■ WHAT THIS TASK INVOLVES
Retype everything in the entries that follow, exactly as shown.

■ TASK INPUT
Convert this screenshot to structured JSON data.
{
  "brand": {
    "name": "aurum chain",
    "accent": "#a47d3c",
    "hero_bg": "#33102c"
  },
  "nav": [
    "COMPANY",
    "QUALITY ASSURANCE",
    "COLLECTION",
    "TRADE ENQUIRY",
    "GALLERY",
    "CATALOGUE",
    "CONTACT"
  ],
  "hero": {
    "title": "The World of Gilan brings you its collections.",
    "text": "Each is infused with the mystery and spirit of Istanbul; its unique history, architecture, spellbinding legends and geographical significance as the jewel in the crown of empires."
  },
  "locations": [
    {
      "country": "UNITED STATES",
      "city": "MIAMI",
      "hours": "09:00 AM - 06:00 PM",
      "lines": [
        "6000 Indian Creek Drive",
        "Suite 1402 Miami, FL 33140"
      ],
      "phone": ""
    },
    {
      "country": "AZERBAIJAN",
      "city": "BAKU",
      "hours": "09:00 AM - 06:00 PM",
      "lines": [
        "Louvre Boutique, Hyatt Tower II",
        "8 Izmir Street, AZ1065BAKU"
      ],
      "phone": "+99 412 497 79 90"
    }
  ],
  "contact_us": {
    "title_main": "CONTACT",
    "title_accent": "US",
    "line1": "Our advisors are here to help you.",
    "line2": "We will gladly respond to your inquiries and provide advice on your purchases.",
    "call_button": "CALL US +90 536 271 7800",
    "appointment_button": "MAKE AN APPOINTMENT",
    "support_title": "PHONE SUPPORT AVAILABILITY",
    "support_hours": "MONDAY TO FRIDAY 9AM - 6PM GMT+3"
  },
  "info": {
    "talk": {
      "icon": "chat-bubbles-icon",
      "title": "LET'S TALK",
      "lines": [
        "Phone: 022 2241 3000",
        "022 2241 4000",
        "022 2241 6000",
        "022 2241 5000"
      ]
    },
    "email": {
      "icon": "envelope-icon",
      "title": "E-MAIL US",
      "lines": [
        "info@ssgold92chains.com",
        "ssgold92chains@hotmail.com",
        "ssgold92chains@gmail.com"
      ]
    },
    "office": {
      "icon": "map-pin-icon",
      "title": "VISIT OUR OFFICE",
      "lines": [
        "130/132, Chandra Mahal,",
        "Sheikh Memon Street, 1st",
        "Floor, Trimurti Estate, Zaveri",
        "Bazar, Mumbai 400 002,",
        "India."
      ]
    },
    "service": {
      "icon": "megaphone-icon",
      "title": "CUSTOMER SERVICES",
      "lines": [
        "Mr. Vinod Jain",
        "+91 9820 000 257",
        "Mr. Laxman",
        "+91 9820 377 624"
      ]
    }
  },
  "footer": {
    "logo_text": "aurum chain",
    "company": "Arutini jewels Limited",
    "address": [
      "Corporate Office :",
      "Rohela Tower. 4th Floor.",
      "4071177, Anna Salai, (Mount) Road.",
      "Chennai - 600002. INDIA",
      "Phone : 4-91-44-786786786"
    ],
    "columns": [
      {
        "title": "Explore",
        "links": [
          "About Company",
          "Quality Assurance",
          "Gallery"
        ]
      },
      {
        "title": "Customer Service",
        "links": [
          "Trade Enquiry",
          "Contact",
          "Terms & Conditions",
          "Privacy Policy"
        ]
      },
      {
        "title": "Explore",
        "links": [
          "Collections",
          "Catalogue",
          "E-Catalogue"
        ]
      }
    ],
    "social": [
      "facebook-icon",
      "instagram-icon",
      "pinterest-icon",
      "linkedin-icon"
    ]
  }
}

■ RESPONSE AREA
Convert this screenshot to structured JSON data.
{
  "brand": {
    "name": "aurum chain",
    "accent": "#a47d3c",
    "hero_bg": "#33102c"
  },
  "nav": [
    "COMPANY",
    "QUALITY ASSURANCE",
    "COLLECTION",
    "TRADE ENQUIRY",
    "GALLERY",
    "CATALOGUE",
    "CONTACT"
  ],
  "hero": {
    "title": "The World of Gilan brings you its collections.",
    "text": "Each is infused with the mystery and spirit of Istanbul; its unique history, architecture, spellbinding legends and geographical significance as the jewel in the crown of empires."
  },
  "locations": [
    {
      "country": "UNITED STATES",
      "city": "MIAMI",
      "hours": "09:00 AM - 06:00 PM",
      "lines": [
        "6000 Indian Creek Drive",
        "Suite 1402 Miami, FL 33140"
      ],
      "phone": ""
    },
    {
      "country": "AZERBAIJAN",
      "city": "BAKU",
      "hours": "09:00 AM - 06:00 PM",
      "lines": [
        "Louvre Boutique, Hyatt Tower II",
        "8 Izmir Street, AZ1065BAKU"
      ],
      "phone": "+99 412 497 79 90"
    }
  ],
  "contact_us": {
    "title_main": "CONTACT",
    "title_accent": "US",
    "line1": "Our advisors are here to help you.",
    "line2": "We will gladly respond to your inquiries and provide advice on your purchases.",
    "call_button": "CALL US +90 536 271 7800",
    "appointment_button": "MAKE AN APPOINTMENT",
    "support_title": "PHONE SUPPORT AVAILABILITY",
    "support_hours": "MONDAY TO FRIDAY 9AM - 6PM GMT+3"
  },
  "info": {
    "talk": {
      "icon": "chat-bubbles-icon",
      "title": "LET'S TALK",
      "lines": [
        "Phone: 022 2241 3000",
        "022 2241 4000",
        "022 2241 6000",
        "022 2241 5000"
      ]
    },
    "email": {
      "icon": "envelope-icon",
      "title": "E-MAIL US",
      "lines": [
        "info@ssgold92chains.com",
        "ssgold92chains@hotmail.com",
        "ssgold92chains@gmail.com"
      ]
    },
    "office": {
      "icon": "map-pin-icon",
      "title": "VISIT OUR OFFICE",
      "lines": [
        "130/132, Chandra Mahal,",
        "Sheikh Memon Street, 1st",
        "Floor, Trimurti Estate, Zaveri",
        "Bazar, Mumbai 400 002,",
        "India."
      ]
    },
    "service": {
      "icon": "megaphone-icon",
      "title": "CUSTOMER SERVICES",
      "lines": [
        "Mr. Vinod Jain",
        "+91 9820 000 257",
        "Mr. Laxman",
        "+91 9820 377 624"
      ]
    }
  },
  "footer": {
    "logo_text": "aurum chain",
    "company": "Arutini jewels Limited",
    "address": [
      "Corporate Office :",
      "Rohela Tower. 4th Floor.",
      "4071177, Anna Salai, (Mount) Road.",
      "Chennai - 600002. INDIA",
      "Phone : 4-91-44-786786786"
    ],
    "columns": [
      {
        "title": "Explore",
        "links": [
          "About Company",
          "Quality Assurance",
          "Gallery"
        ]
      },
      {
        "title": "Customer Service",
        "links": [
          "Trade Enquiry",
          "Contact",
          "Terms & Conditions",
          "Privacy Policy"
        ]
      },
      {
        "title": "Explore",
        "links": [
          "Collections",
          "Catalogue",
          "E-Catalogue"
        ]
      }
    ],
    "social": [
      "facebook-icon",
      "instagram-icon",
      "pinterest-icon",
      "linkedin-icon"
    ]
  }
}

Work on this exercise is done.